Defrosting your chicken in the fridge takes no more than 24 hours. So if you’re willing to wait until tomorrow for your grilled chicken, you should go with this method.

PROS:

  • There’s no risk of it reaching room temperature and growing bacteria.
  • This method takes the least amount of effort.

CONS:

  • Out of all the defrosting methods, this one takes the longest.

Water Bath

Using a water bath is a quick and safe method of defrosting frozen meat. It can take somewhere between one and two hours.

defrosting chicken in water bath

Fill up a sink or container with some cool water. As tempting as it may be, you should avoid using warm water; this can cause bacteria to grow on the meat.

Submerge the chicken completely. To keep the water at the proper temperature, change it every thirty minutes.

PROS:

  • This method is quicker than the refrigerator method.
  • As long as you use cool water and don’t let it soak too long, there’s little risk of contamination.

CONS:

  • You will have to change the water frequently.
  • You will have to disinfect your sink afterward.

Room Temperature

This method is efficient for smaller cuts of meat, but it can be a little risky.

To thaw your chicken at room temperature, put it on a plate or metal tray and let it sit on your counter.

defrosting chicken in room temperature

Do not allow it to sit out for longer than two hours. According to the USDA, letting perishable foods sit in the 40 to 140-degree range for too long can cause foodborne illness.

PROS:

  • This method is quicker than defrosting it in the refrigerator.

CONS:

  • If frozen meat sits out too long, it can make you very sick even if you cook it thoroughly.
  • Even after 2 hours, the chicken may still be frozen.

Microwave

This is by far the quickest way to thaw your frozen chicken.

Remove the meat from its packaging and put it in a microwave-safe container. Turn on the “defrost” setting and microwave it anywhere between 2 and 10 minutes. Larger pieces of meat may need a bit longer.

defrosting chicken in microwave

After you use this method, you will want to cook the chicken immediately.

PROS:

  • This method is quick and easy.
  • There is very little risk of contamination.

CONS:

  • Defrosting chicken in the microwave can negatively affect the texture of the meat.
  • The microwave may not defrost the chicken evenly.

Conclusion

It’s always a bummer when you forget to defrost your chicken. While you technically can grill it without defrosting it first, it’s usually best not to.

In the best-case scenario, you’ll end up with some mediocre grilled chicken. Worst-case scenario, you or your family may end up in the hospital with salmonella.

With a little patience, though, you can quickly defrost your chicken and make it grill-ready.

The wait will surely be worth it!

-Joonas

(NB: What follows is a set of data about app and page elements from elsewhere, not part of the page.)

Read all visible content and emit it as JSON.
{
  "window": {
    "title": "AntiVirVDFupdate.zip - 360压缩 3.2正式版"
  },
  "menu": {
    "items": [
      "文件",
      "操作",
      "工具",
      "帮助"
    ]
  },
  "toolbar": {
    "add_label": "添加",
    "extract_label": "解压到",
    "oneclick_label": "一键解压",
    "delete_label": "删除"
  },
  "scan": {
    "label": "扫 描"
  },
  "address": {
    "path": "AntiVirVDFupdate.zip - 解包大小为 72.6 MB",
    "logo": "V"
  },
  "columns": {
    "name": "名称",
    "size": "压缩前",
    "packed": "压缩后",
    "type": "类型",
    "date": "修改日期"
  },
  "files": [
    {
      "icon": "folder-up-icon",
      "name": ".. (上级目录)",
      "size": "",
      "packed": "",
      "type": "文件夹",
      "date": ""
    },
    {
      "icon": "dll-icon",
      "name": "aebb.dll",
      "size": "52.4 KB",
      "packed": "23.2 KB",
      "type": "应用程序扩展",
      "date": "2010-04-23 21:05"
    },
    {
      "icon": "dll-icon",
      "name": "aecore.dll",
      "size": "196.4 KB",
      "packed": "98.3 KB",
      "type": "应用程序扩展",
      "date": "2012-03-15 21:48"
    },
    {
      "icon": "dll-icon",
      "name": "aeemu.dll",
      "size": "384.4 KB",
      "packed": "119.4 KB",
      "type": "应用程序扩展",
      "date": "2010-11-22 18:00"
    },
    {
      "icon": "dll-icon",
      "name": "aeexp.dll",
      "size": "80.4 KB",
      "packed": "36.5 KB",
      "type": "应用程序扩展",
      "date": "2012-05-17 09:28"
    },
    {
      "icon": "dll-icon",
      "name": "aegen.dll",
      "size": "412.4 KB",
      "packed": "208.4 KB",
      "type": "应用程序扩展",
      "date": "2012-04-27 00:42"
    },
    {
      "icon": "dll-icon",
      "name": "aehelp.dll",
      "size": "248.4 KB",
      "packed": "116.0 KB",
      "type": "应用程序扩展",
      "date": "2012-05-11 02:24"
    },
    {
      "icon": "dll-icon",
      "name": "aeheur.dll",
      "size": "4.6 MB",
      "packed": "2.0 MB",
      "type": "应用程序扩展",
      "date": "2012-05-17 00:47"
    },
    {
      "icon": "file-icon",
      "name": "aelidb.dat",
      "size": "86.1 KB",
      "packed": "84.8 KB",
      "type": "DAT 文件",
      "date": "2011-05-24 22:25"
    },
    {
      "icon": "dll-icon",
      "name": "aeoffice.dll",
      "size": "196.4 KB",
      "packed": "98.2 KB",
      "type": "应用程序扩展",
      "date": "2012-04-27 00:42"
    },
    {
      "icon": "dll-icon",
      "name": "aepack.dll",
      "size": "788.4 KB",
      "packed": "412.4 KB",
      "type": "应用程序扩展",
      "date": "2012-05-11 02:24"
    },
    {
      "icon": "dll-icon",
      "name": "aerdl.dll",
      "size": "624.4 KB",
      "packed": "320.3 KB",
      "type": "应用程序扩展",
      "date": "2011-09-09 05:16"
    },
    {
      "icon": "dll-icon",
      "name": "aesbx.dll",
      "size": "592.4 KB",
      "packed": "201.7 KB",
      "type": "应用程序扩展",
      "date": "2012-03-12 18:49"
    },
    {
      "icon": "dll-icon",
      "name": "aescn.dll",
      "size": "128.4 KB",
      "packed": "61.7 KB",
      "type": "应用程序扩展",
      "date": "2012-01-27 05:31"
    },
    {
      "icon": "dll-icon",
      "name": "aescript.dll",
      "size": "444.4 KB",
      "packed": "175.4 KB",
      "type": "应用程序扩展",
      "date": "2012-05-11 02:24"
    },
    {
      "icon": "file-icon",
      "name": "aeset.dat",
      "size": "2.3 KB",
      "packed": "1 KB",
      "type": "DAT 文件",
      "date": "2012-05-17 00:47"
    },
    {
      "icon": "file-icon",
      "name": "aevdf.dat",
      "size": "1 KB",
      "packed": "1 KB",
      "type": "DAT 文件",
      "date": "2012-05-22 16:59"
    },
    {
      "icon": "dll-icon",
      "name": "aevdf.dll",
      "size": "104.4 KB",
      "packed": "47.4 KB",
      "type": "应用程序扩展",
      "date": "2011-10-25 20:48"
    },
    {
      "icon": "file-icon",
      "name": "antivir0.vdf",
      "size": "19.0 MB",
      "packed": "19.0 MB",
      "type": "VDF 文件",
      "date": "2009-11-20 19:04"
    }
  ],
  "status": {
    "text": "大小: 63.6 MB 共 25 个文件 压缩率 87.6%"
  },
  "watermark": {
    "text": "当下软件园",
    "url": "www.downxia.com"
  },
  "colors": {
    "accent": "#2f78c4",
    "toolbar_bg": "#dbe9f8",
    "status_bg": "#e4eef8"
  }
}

PS. Whether you defrost the chicken or not, you will need a proper grill to cook it on. Check out our reviews of charcoal grills, gas grills, and indoor electric grills to find the best model for your needs.

About the Author

Hi, I’m Joonas!

As soon as I learned to walk, I started to assist my dad and uncles with grilling and smoking. I always loved helping them and later took over the role of the grill master in my family.

My goal is to cook tasty barbecue food, enjoy it with family & friends, and help others do the same!

Related Posts

Leave a Comment